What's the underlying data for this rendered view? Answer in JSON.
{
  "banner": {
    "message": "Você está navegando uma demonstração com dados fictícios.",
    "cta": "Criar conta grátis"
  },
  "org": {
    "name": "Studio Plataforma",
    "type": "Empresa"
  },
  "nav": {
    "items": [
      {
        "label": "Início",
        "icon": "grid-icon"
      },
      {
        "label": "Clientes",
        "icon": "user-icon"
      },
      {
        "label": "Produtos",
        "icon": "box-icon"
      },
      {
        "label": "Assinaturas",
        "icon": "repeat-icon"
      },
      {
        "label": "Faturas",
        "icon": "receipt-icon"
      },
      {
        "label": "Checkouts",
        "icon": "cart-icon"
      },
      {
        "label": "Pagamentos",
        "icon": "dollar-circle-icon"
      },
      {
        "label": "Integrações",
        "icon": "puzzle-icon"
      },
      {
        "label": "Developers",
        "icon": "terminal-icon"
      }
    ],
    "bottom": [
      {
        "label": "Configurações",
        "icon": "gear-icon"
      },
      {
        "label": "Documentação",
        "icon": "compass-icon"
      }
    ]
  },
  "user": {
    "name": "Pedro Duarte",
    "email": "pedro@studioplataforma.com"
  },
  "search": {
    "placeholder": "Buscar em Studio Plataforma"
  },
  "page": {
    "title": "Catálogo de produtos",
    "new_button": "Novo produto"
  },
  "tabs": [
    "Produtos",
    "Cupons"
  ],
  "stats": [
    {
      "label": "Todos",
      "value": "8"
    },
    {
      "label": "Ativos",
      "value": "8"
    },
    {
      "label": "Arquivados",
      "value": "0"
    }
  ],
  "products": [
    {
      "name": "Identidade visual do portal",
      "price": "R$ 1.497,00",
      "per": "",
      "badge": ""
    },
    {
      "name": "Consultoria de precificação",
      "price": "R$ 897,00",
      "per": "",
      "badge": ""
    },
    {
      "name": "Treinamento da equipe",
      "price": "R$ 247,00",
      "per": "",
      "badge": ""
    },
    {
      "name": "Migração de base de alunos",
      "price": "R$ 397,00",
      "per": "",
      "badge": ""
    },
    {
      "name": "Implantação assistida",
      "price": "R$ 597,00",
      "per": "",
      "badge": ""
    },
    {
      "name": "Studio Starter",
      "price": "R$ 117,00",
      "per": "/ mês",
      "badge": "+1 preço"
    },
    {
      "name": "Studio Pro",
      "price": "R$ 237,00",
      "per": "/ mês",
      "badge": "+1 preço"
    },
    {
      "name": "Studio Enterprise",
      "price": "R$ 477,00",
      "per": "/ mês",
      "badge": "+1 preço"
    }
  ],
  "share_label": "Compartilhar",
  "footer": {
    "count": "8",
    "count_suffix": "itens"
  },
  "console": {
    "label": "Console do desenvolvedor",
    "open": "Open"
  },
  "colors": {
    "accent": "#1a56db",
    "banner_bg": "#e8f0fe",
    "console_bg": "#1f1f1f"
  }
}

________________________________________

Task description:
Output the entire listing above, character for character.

Response:
What's the underlying data for this rendered view? Answer in JSON.
{
  "banner": {
    "message": "Você está navegando uma demonstração com dados fictícios.",
    "cta": "Criar conta grátis"
  },
  "org": {
    "name": "Studio Plataforma",
    "type": "Empresa"
  },
  "nav": {
    "items": [
      {
        "label": "Início",
        "icon": "grid-icon"
      },
      {
        "label": "Clientes",
        "icon": "user-icon"
      },
      {
        "label": "Produtos",
        "icon": "box-icon"
      },
      {
        "label": "Assinaturas",
        "icon": "repeat-icon"
      },
      {
        "label": "Faturas",
        "icon": "receipt-icon"
      },
      {
        "label": "Checkouts",
        "icon": "cart-icon"
      },
      {
        "label": "Pagamentos",
        "icon": "dollar-circle-icon"
      },
      {
        "label": "Integrações",
        "icon": "puzzle-icon"
      },
      {
        "label": "Developers",
        "icon": "terminal-icon"
      }
    ],
    "bottom": [
      {
        "label": "Configurações",
        "icon": "gear-icon"
      },
      {
        "label": "Documentação",
        "icon": "compass-icon"
      }
    ]
  },
  "user": {
    "name": "Pedro Duarte",
    "email": "pedro@studioplataforma.com"
  },
  "search": {
    "placeholder": "Buscar em Studio Plataforma"
  },
  "page": {
    "title": "Catálogo de produtos",
    "new_button": "Novo produto"
  },
  "tabs": [
    "Produtos",
    "Cupons"
  ],
  "stats": [
    {
      "label": "Todos",
      "value": "8"
    },
    {
      "label": "Ativos",
      "value": "8"
    },
    {
      "label": "Arquivados",
      "value": "0"
    }
  ],
  "products": [
    {
      "name": "Identidade visual do portal",
      "price": "R$ 1.497,00",
      "per": "",
      "badge": ""
    },
    {
      "name": "Consultoria de precificação",
      "price": "R$ 897,00",
      "per": "",
      "badge": ""
    },
    {
      "name": "Treinamento da equipe",
      "price": "R$ 247,00",
      "per": "",
      "badge": ""
    },
    {
      "name": "Migração de base de alunos",
      "price": "R$ 397,00",
      "per": "",
      "badge": ""
    },
    {
      "name": "Implantação assistida",
      "price": "R$ 597,00",
      "per": "",
      "badge": ""
    },
    {
      "name": "Studio Starter",
      "price": "R$ 117,00",
      "per": "/ mês",
      "badge": "+1 preço"
    },
    {
      "name": "Studio Pro",
      "price": "R$ 237,00",
      "per": "/ mês",
      "badge": "+1 preço"
    },
    {
      "name": "Studio Enterprise",
      "price": "R$ 477,00",
      "per": "/ mês",
      "badge": "+1 preço"
    }
  ],
  "share_label": "Compartilhar",
  "footer": {
    "count": "8",
    "count_suffix": "itens"
  },
  "console": {
    "label": "Console do desenvolvedor",
    "open": "Open"
  },
  "colors": {
    "accent": "#1a56db",
    "banner_bg": "#e8f0fe",
    "console_bg": "#1f1f1f"
  }
}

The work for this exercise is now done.